Early Career Research Award from the Society for the Study of School Psychology helps Kiperman develop video series promoting LGBTQ+ youth wellness
The Wayne State University College of Education was awarded $20,000 from the Society for the Study of School Psychology to support "P.S.: LGBTQ+ Youth Matter": Evaluating an Affirming Program Promoting LGBTQ+ Youth Wellness. The project is led by Sarah Kiperman, Ph.D., assistant professor of educational psychology.
"P.S.: LGBTQ+ Youth Matter" is a free, online psychoeducational video series Kiperman and her research team, Project Support, co-developed with their LGBTQ+ youth partners. Youth can access the videos in spaces with Wi-Fi where they feel safe. Kiperman said this was important because many LGBTQ+ youth are not out to their families, which often prevents them from accessing mental health services or talking to their family about what it means to be LGBTQ+.
“This project is a culmination of the commitment, passion and hard work of my research team, without whom none of this would have been possible,” said Kiperman. “It is also a testament to the power of partnerships. We collaborated with local LGBTQ+ youth through Affirmations and Michigan Organization of Adolescent Sexual Health to learn what they would want from a therapeutic program developed just for them.”
The series features a Michigan-based LGBTQ+ youth, who discusses what being part of the community means to him, his experience of coming out, and what has been helpful for him to know and learn. Kiperman, a licensed psychologist, nationally certified school psychologist and registered play therapist, and Gabriel DeLong, the Project Support Lab manger and a counseling psychology doctoral student, also appear in the series. They share information and insights that encourage viewers to recognize the importance of prioritizing their mental health and wellness and offer skills training in cognitive reframing, mindfulness, distress tolerance and crisis management.

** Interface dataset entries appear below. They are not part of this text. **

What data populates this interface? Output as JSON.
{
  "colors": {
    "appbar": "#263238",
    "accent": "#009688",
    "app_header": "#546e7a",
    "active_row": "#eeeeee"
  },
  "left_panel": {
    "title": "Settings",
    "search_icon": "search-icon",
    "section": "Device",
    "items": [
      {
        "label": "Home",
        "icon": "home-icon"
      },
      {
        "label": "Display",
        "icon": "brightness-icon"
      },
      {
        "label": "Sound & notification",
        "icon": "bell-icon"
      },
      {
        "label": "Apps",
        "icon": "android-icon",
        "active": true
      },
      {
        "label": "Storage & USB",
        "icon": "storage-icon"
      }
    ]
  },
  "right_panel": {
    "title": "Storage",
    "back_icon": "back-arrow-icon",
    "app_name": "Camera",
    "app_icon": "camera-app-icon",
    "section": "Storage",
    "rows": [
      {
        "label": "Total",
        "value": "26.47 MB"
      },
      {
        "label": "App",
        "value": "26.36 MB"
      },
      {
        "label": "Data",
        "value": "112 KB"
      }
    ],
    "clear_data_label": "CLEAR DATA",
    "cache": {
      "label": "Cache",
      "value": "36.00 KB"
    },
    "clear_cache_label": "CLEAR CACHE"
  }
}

“The program is based on empirical and evidence-based practices that, when used with integrity, relate to improved mental health outcomes,” said Kiperman. “Every video in the series has a psychoeducation component and offers a cognitive reframe.”
As the project expanded, Kiperman said the team developed relationships with other organizations, including The Cruz Clinic, Bloomfield Hills School District, Therapyology and the Counseling Center of West Michigan. She also acknowledged David Merolla, Ph.D., associate professor and chair of the sociology department, who served as her faculty mentor through Wayne State’s mentoring program.
“He helped me secure this grant,” Kiperman said. “He has been a great resource for me, and his expertise in quantitative research complemented my qualitative focus.”
According to Kiperman, LGBTQ+ youth experience minority stressors and barriers to accessing services. Additional barriers such as homo/transphobia and heterosexism may exist in their homes and further inhibit their ability to have supportive conversations about what it means to be LGBTQ+, how to lead healthy and affirming lives, and what coming out could look like.
“While this series addresses these barriers, it is not meant to replace therapy or mental health services,” said Kiperman. “However, it begins to address the service access gap for LGBTQ+ youth. Not being out to their families and friends, general judgement of therapy or disaffirming providers can greatly impact the ability of LGBTQ+ youth to access affirming services.”
P.S.: LGBTQ+ Youth Matter was developed using the Participatory Culture Specific Intervention Model approach, in which community stakeholders — in this case, LGBTQ+ youth — are partners in developing programs to ensure they reflect the values of the community being served. Kiperman said she is writing a book chapter about social justice in mixed methods research and is excited about piloting this method for this project.
Kiperman will use the Early Career Research Award to help fund a pilot of the video series to obtain feedback from LGBTQ+ youth about its efficacy, acceptability and integrity. She hopes this process will result in a therapeutic tool LGBTQ+ youth between the ages of 14-18 can access through schools and community organizations or on their own and use to make sense of what it means to be LGBTQ+ to them in a validating, affirming and safe context.
“As a research team composed of mental health practitioners and graduate students, we hope to offer our knowledge of evidence-based mental health practices and program development and benefit from the expertise of our community partners as they share their own lived experiences,” said Kiperman. “Marrying these areas of expertise has been exciting and led to the development of a meaningful program. However, it is only meaningful if LGBTQ+ youth endorse it as such. The pilot will help us determine whether we are moving in the right direction.”